… he is truly risen!
… he is truly risen!
For the past eight years, my Mary statue has been on our old, cracked patio. I would make up for the icky concrete by putting flowerpots at her feet; it looked nice when they were in bloom.
But our backyard recently underwent a major and much-needed overhaul. Goodbye, old ratty concrete and ugly podicarpus and oversized palm tree that always had me worried it would collapse on our neighbor’s house in a storm; hello, new lawns and curved flowerbeds and the chance to create an entirely new garden layout from scratch. And there was one feature that was a very, very high priority for me.
“I’m going to give the Mary statue a special corner in the new yard,” I told my husband.
“Nobody puts Mary in a corner,” he said.
But I did, and earlier this week I planted all kinds of flowers around her. I’m pretty happy with how it turned out.
There’s actually a long, long history of Mary gardens in European countries. Often you find in them flowers which were named after Mary herself (including marigolds, or “Mary’s Gold”). I included several of those, bright and sunny.
I also found a bleeding heart at a nursery and had to put it in, too (that’s another flower traditionally associated with Mary, for obvious iconographic reasons).

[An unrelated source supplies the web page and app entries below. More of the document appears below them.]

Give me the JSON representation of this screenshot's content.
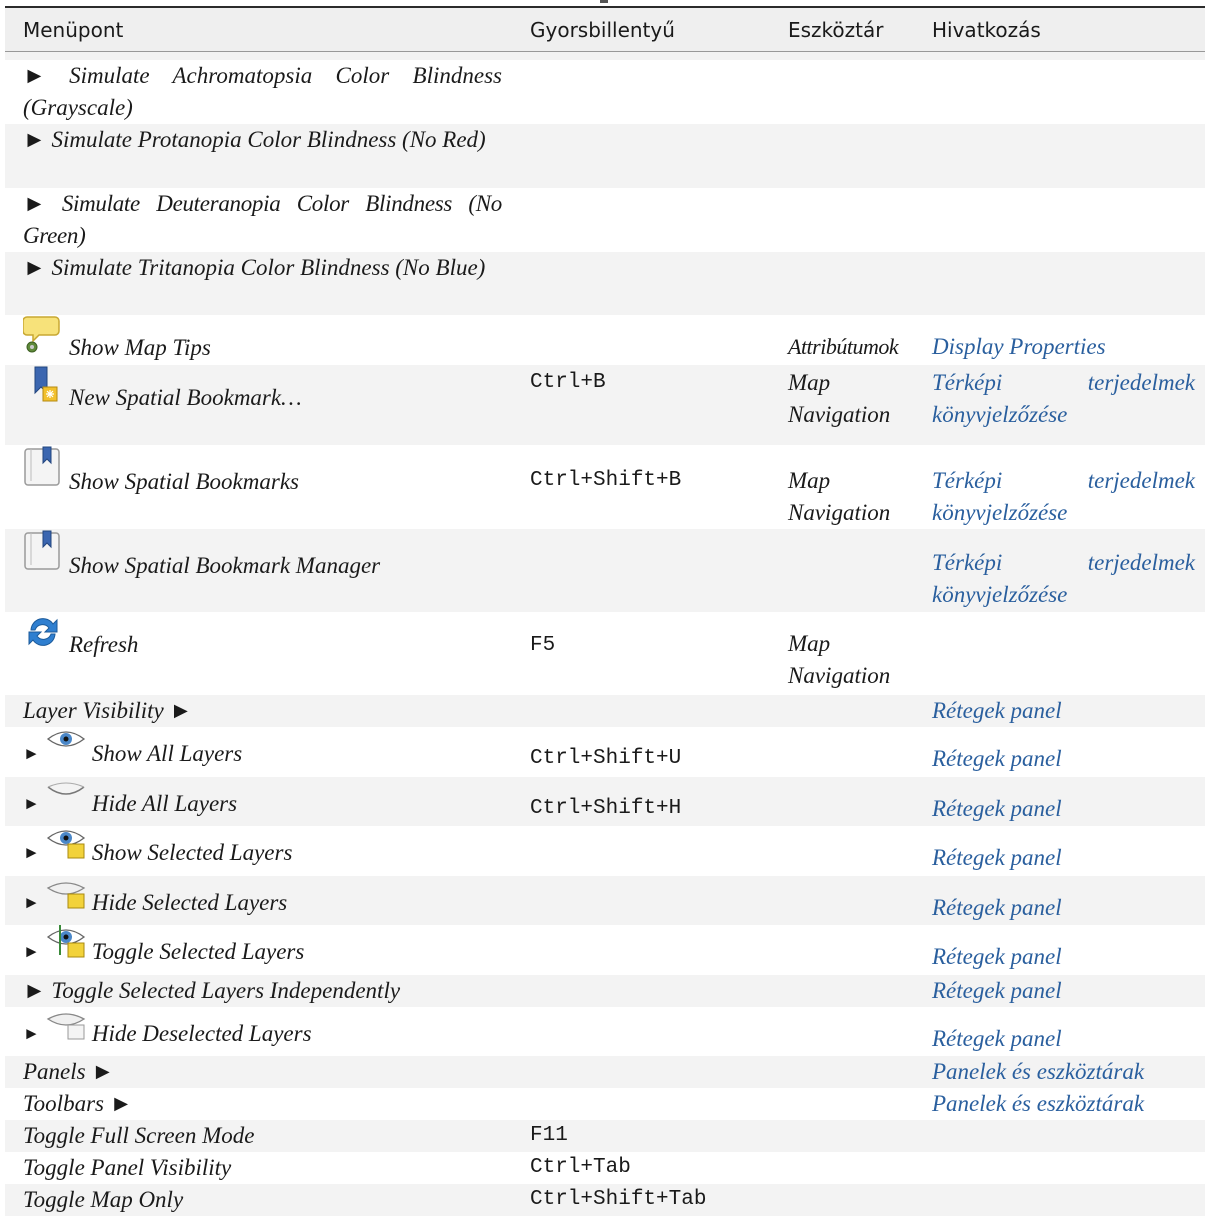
{
  "headers": [
    "Menüpont",
    "Gyorsbillentyű",
    "Eszköztár",
    "Hivatkozás"
  ],
  "rows": [
    {
      "label": "► Simulate Achromatopsia Color Blindness (Grayscale)",
      "shortcut": "",
      "toolbar": "",
      "link": ""
    },
    {
      "label": "► Simulate Protanopia Color Blindness (No Red)",
      "shortcut": "",
      "toolbar": "",
      "link": ""
    },
    {
      "label": "► Simulate Deuteranopia Color Blindness (No Green)",
      "shortcut": "",
      "toolbar": "",
      "link": ""
    },
    {
      "label": "► Simulate Tritanopia Color Blindness (No Blue)",
      "shortcut": "",
      "toolbar": "",
      "link": ""
    },
    {
      "label": "Show Map Tips",
      "shortcut": "",
      "toolbar": "Attribútumok",
      "link": "Display Properties",
      "icon": "map-tips-icon"
    },
    {
      "label": "New Spatial Bookmark…",
      "shortcut": "Ctrl+B",
      "toolbar": "Map Navigation",
      "link": "Térképi terjedelmek könyvjelzőzése",
      "icon": "new-bookmark-icon"
    },
    {
      "label": "Show Spatial Bookmarks",
      "shortcut": "Ctrl+Shift+B",
      "toolbar": "Map Navigation",
      "link": "Térképi terjedelmek könyvjelzőzése",
      "icon": "bookmarks-icon"
    },
    {
      "label": "Show Spatial Bookmark Manager",
      "shortcut": "",
      "toolbar": "",
      "link": "Térképi terjedelmek könyvjelzőzése",
      "icon": "bookmark-manager-icon"
    },
    {
      "label": "Refresh",
      "shortcut": "F5",
      "toolbar": "Map Navigation",
      "link": "",
      "icon": "refresh-icon"
    },
    {
      "label": "Layer Visibility ►",
      "shortcut": "",
      "toolbar": "",
      "link": "Rétegek panel"
    },
    {
      "label": "Show All Layers",
      "shortcut": "Ctrl+Shift+U",
      "toolbar": "",
      "link": "Rétegek panel",
      "icon": "eye-icon"
    },
    {
      "label": "Hide All Layers",
      "shortcut": "Ctrl+Shift+H",
      "toolbar": "",
      "link": "Rétegek panel",
      "icon": "eye-closed-icon"
    },
    {
      "label": "Show Selected Layers",
      "shortcut": "",
      "toolbar": "",
      "link": "Rétegek panel",
      "icon": "eye-selected-icon"
    },
    {
      "label": "Hide Selected Layers",
      "shortcut": "",
      "toolbar": "",
      "link": "Rétegek panel",
      "icon": "eye-closed-selected-icon"
    },
    {
      "label": "Toggle Selected Layers",
      "shortcut": "",
      "toolbar": "",
      "link": "Rétegek panel",
      "icon": "eye-toggle-icon"
    },
    {
      "label": "► Toggle Selected Layers Independently",
      "shortcut": "",
      "toolbar": "",
      "link": "Rétegek panel"
    },
    {
      "label": "Hide Deselected Layers",
      "shortcut": "",
      "toolbar": "",
      "link": "Rétegek panel",
      "icon": "eye-closed-deselected-icon"
    },
    {
      "label": "Panels ►",
      "shortcut": "",
      "toolbar": "",
      "link": "Panelek és eszköztárak"
    },
    {
      "label": "Toolbars ►",
      "shortcut": "",
      "toolbar": "",
      "link": "Panelek és eszköztárak"
    },
    {
      "label": "Toggle Full Screen Mode",
      "shortcut": "F11",
      "toolbar": "",
      "link": ""
    },
    {
      "label": "Toggle Panel Visibility",
      "shortcut": "Ctrl+Tab",
      "toolbar": "",
      "link": ""
    },
    {
      "label": "Toggle Map Only",
      "shortcut": "Ctrl+Shift+Tab",
      "toolbar": "",
      "link": ""
    }
  ],
  "arrow": "►",
  "colors": {
    "link": "#2a5f9e",
    "header_bg": "#efefef",
    "row_alt": "#f3f3f3"
  }
}
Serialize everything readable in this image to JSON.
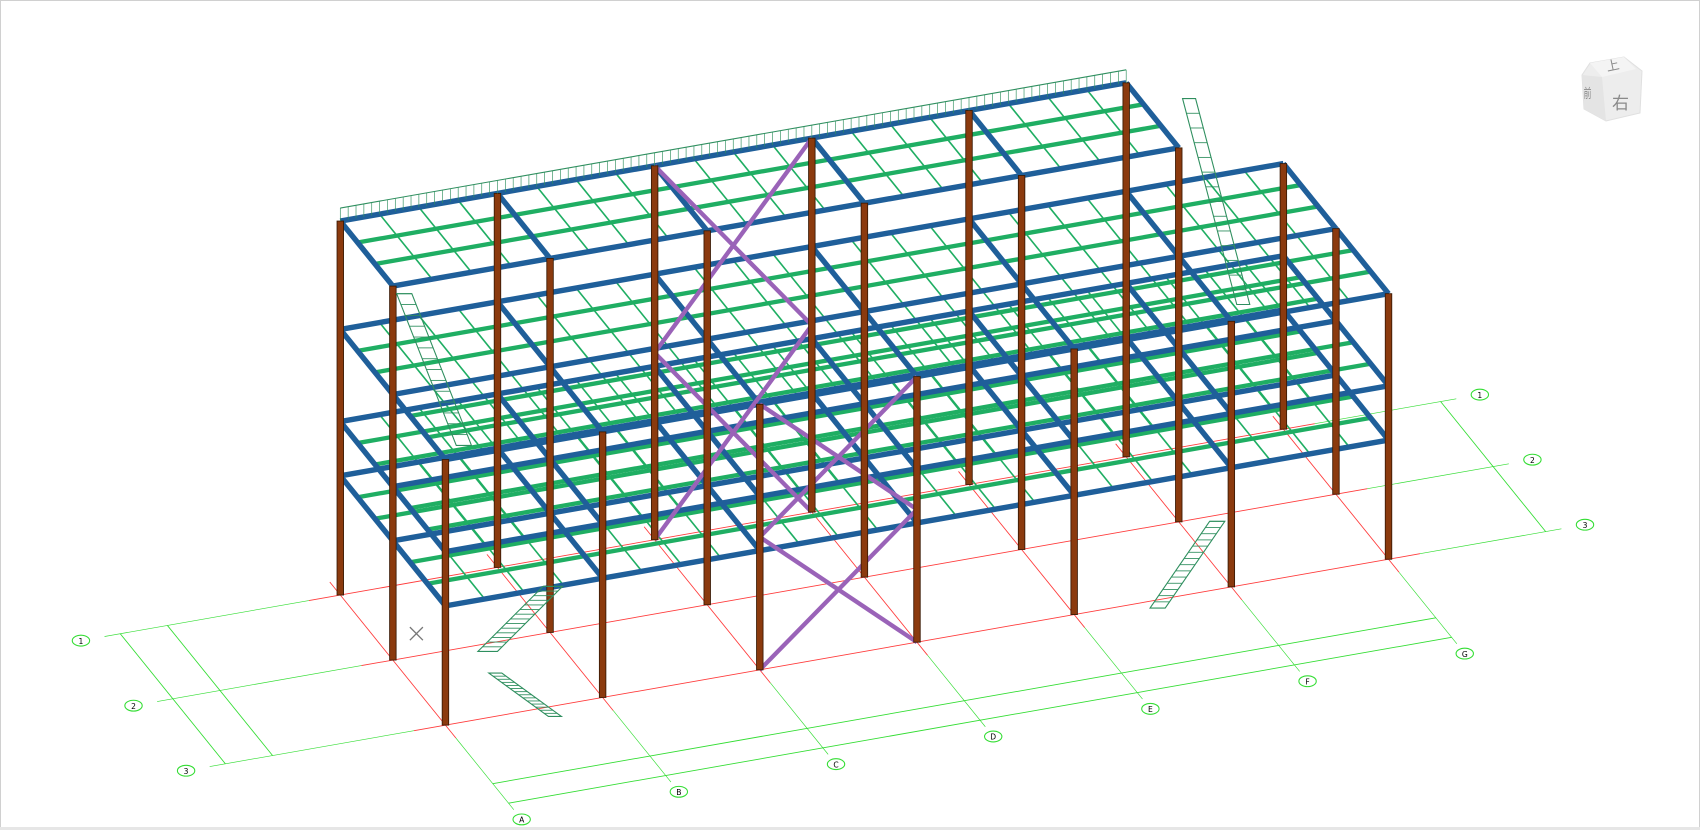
{
  "view_cube": {
    "top": "上",
    "front": "前",
    "right": "右"
  },
  "grid": {
    "letters": [
      "A",
      "B",
      "C",
      "D",
      "E",
      "F",
      "G"
    ],
    "numbers": [
      "1",
      "2",
      "3"
    ]
  },
  "colors": {
    "column": "#8b3a0e",
    "main_beam": "#1f5f9a",
    "secondary_beam": "#1fae63",
    "bracing": "#9a63b8",
    "grid_line": "#ff3b3b",
    "dimension_line": "#33dd33",
    "railing": "#2f8f5f"
  }
}
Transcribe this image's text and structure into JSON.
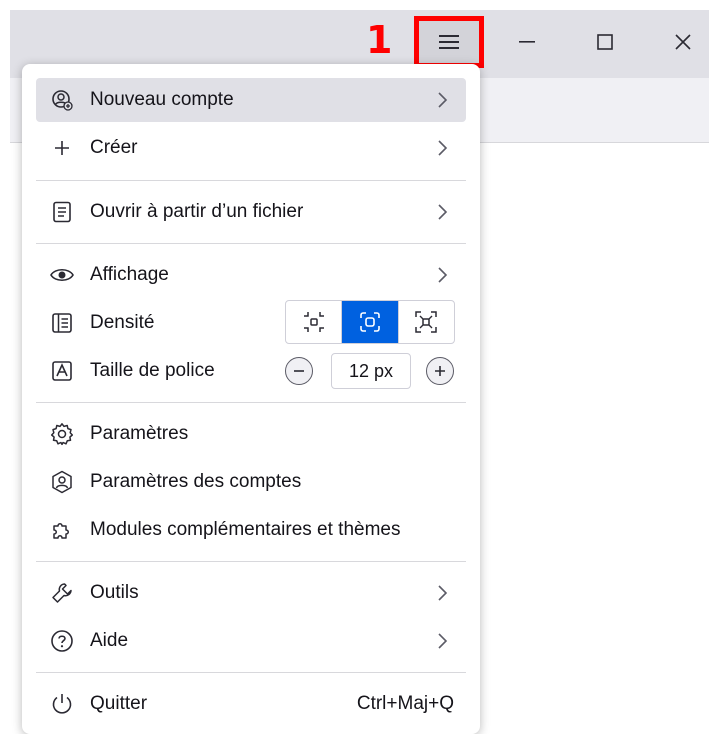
{
  "annotation": {
    "step_number": "1"
  },
  "window": {
    "menu_icon": "hamburger-icon",
    "minimize_icon": "minimize-icon",
    "maximize_icon": "maximize-icon",
    "close_icon": "close-icon"
  },
  "menu": {
    "items": [
      {
        "label": "Nouveau compte",
        "icon": "add-account-icon",
        "has_submenu": true,
        "hovered": true
      },
      {
        "label": "Créer",
        "icon": "plus-icon",
        "has_submenu": true
      },
      {
        "label": "Ouvrir à partir d’un fichier",
        "icon": "file-icon",
        "has_submenu": true
      },
      {
        "label": "Affichage",
        "icon": "eye-icon",
        "has_submenu": true
      },
      {
        "label": "Densité",
        "icon": "density-icon"
      },
      {
        "label": "Taille de police",
        "icon": "font-size-icon"
      },
      {
        "label": "Paramètres",
        "icon": "gear-icon"
      },
      {
        "label": "Paramètres des comptes",
        "icon": "account-settings-icon"
      },
      {
        "label": "Modules complémentaires et thèmes",
        "icon": "puzzle-icon"
      },
      {
        "label": "Outils",
        "icon": "wrench-icon",
        "has_submenu": true
      },
      {
        "label": "Aide",
        "icon": "help-icon",
        "has_submenu": true
      },
      {
        "label": "Quitter",
        "icon": "power-icon",
        "shortcut": "Ctrl+Maj+Q"
      }
    ],
    "density": {
      "options": [
        "compact",
        "normal",
        "touch"
      ],
      "selected": "normal"
    },
    "font_size": {
      "value": "12 px"
    }
  },
  "colors": {
    "accent": "#0061e0",
    "highlight_red": "#ff0000",
    "hover_bg": "#e0e0e6"
  }
}
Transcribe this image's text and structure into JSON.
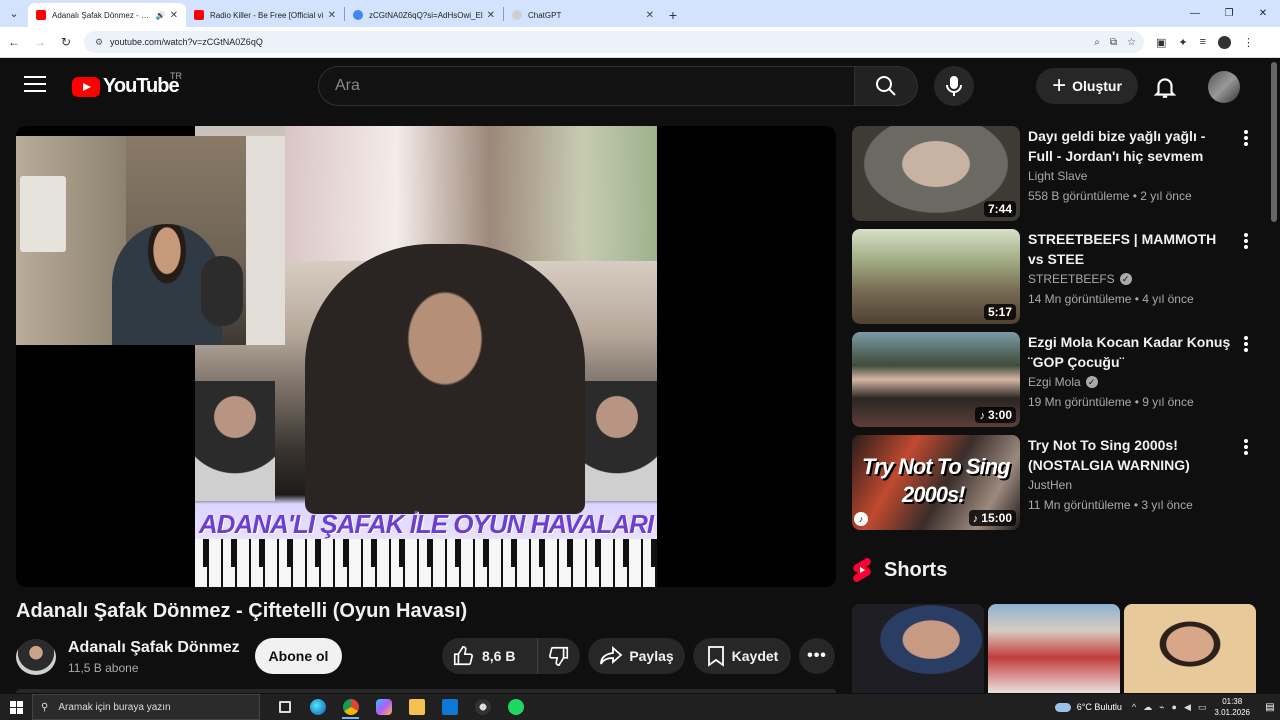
{
  "browser": {
    "tabs": [
      {
        "title": "Adanalı Şafak Dönmez - Çift",
        "favicon_color": "#ff0000",
        "active": true,
        "audio": true
      },
      {
        "title": "Radio Killer - Be Free [Official vi",
        "favicon_color": "#ff0000",
        "active": false
      },
      {
        "title": "zCGtNA0Z6qQ?si=AdHsOwi_El",
        "favicon_color": "#4285f4",
        "active": false
      },
      {
        "title": "ChatGPT",
        "favicon_color": "#cfcfcf",
        "active": false
      }
    ],
    "url": "youtube.com/watch?v=zCGtNA0Z6qQ"
  },
  "header": {
    "logo_text": "YouTube",
    "country": "TR",
    "search_placeholder": "Ara",
    "create_label": "Oluştur"
  },
  "video": {
    "banner_text": "ADANA'LI ŞAFAK İLE OYUN HAVALARI",
    "title": "Adanalı Şafak Dönmez - Çiftetelli (Oyun Havası)",
    "channel_name": "Adanalı Şafak Dönmez",
    "subscribers": "11,5 B abone",
    "subscribe_label": "Abone ol",
    "likes": "8,6 B",
    "share_label": "Paylaş",
    "save_label": "Kaydet"
  },
  "recommendations": [
    {
      "title": "Dayı geldi bize yağlı yağlı - Full - Jordan'ı hiç sevmem",
      "channel": "Light Slave",
      "verified": false,
      "views": "558 B görüntüleme",
      "age": "2 yıl önce",
      "duration": "7:44",
      "music": false
    },
    {
      "title": "STREETBEEFS | MAMMOTH vs STEE",
      "channel": "STREETBEEFS",
      "verified": true,
      "views": "14 Mn görüntüleme",
      "age": "4 yıl önce",
      "duration": "5:17",
      "music": false
    },
    {
      "title": "Ezgi Mola Kocan Kadar Konuş ¨GOP Çocuğu¨",
      "channel": "Ezgi Mola",
      "verified": true,
      "views": "19 Mn görüntüleme",
      "age": "9 yıl önce",
      "duration": "3:00",
      "music": true
    },
    {
      "title": "Try Not To Sing 2000s! (NOSTALGIA WARNING)",
      "channel": "JustHen",
      "verified": false,
      "views": "11 Mn görüntüleme",
      "age": "3 yıl önce",
      "duration": "15:00",
      "music": true,
      "thumb_text_1": "Try Not To Sing",
      "thumb_text_2": "2000s!"
    }
  ],
  "shorts": {
    "title": "Shorts"
  },
  "taskbar": {
    "search_placeholder": "Aramak için buraya yazın",
    "weather": "6°C  Bulutlu",
    "time": "01:38",
    "date": "3.01.2026"
  },
  "colors": {
    "yt_red": "#ff0000",
    "background": "#0f0f0f",
    "chip": "#272727"
  }
}
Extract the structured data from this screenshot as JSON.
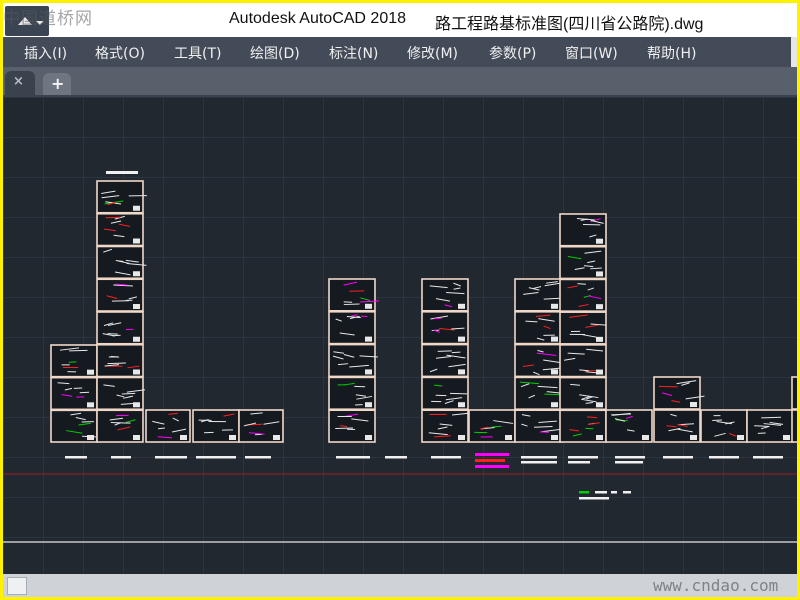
{
  "window": {
    "app_name": "Autodesk AutoCAD 2018",
    "file_name": "路工程路基标准图(四川省公路院).dwg",
    "watermark_top": "中国道桥网",
    "watermark_bottom": "www.cndao.com"
  },
  "menu": {
    "items": [
      {
        "label": "插入(I)"
      },
      {
        "label": "格式(O)"
      },
      {
        "label": "工具(T)"
      },
      {
        "label": "绘图(D)"
      },
      {
        "label": "标注(N)"
      },
      {
        "label": "修改(M)"
      },
      {
        "label": "参数(P)"
      },
      {
        "label": "窗口(W)"
      },
      {
        "label": "帮助(H)"
      }
    ]
  },
  "tabs": {
    "close_glyph": "×",
    "add_glyph": "+"
  },
  "colors": {
    "frame": "#fff200",
    "canvas": "#212830",
    "menu_bg": "#434b58",
    "sheet_border": "#f0d8c8",
    "accent_red": "#ff2020",
    "accent_magenta": "#ff00ff",
    "accent_green": "#00d000"
  },
  "icons": {
    "app_menu": "autocad-a-icon",
    "tab_close": "close-icon",
    "tab_add": "plus-icon"
  }
}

Mostly, though, I went for colors I like and flowers that I thought would do well in our corner. It’ll need a little time to fill in; I’m counting on time and Miracle-Gro to help with that.
But it’s a lovely new little space, the focal point of our new yard. And I think Mary is pretty happy in her own little corner.
I’m pretty into color. Walk into my house and you’ll immediately notice the bright yellow kitchen, the blue bedroom, and the hallway that is exactly the color of key lime pie (that last one was a bit of a mistake, actually — we thought it would be a slightly more subtle green. Ah well.)
But I’m warming to the absence of color, too. Just check out these lovelies, in all their neutral glory.
“It was a few months after the birth of Matthew that I kept thinking of a well-known quotation from Elizabeth Stone, one I’d heard years before becoming a mom: ‘Making the decision to have a child — it is momentous. It is to decide forever to have your heart go walking around outside your body.’ Bingo, I thought as I toted Matthew around in his infant seat. That’s exactly how it feels. Matthew is outside of me now, in that big scary world, and that is a very vulnerable place for a heart to be.
One day I thought back to those pictures of Mary’s immaculate heart. For the first time ever, that image made perfect sense to me. Like me, Mary was a mom. Like me, she had a beloved child who was out there in the world, where any number of things could assail him. Like me, she must have felt as though the dearest, most vital part of her — her very heart — was exposed and vulnerable.
Once I made that connection, I could no longer dismiss those images as creepy or perplexing. I realized they were, in fact, a perfect way of showing how visceral this maternal-love thing really is. It’s not just something you feel in your head or in your soul. It’s in your very organs, in every cell of your body, in the mechanisms that make you tick. Like any other mom, Mary felt that love, in all its exhilarating and terrifying depth.”
— from Random MOMents of Grace: Experiencing God in the Adventures of Motherhood (Loyola Press, 2013)
This coming Saturday is the feast of Our Lady of Lourdes. As Mary feast days go, this one has a special place in my heart.
For one thing, I’ve a bit of an affinity for France. And, unlike most Marian apparition sites, I’ve actually visited Lourdes. In a very indirect and surprising way, that visit changed my life. It was in Lourdes that the first little inkling of a “new Mary” entered my mind. Thanks to Lourdes, I could start to see her as more than just the glacially perfect woman in the statues. I started to see her as a woman who actually lived.
The Lourdes story is about Mary putting herself in the middle of the rock and grit, and finding what’s beautiful there. I love how Mary appeared to the little shepherdess, a person no one ever thought was holy or special enough to have such a visitor. Mary’s coming revealed that there was more to Bernadette than anyone suspected, including Bernadette herself. Mary’s coming also tapped into the latent faith of the people of Lourdes, just as Bernadette tapped into the healing waters of the spring. In a way, one could say that the Lourdes story is really about venturing below the surface, finding the beautiful depths that exist there, and harnessing them for good.
And that’s a lesson that never grows old.
This is a rerun of a post from 2010. (I guess I’ve been blogging for a long time, haven’t I?)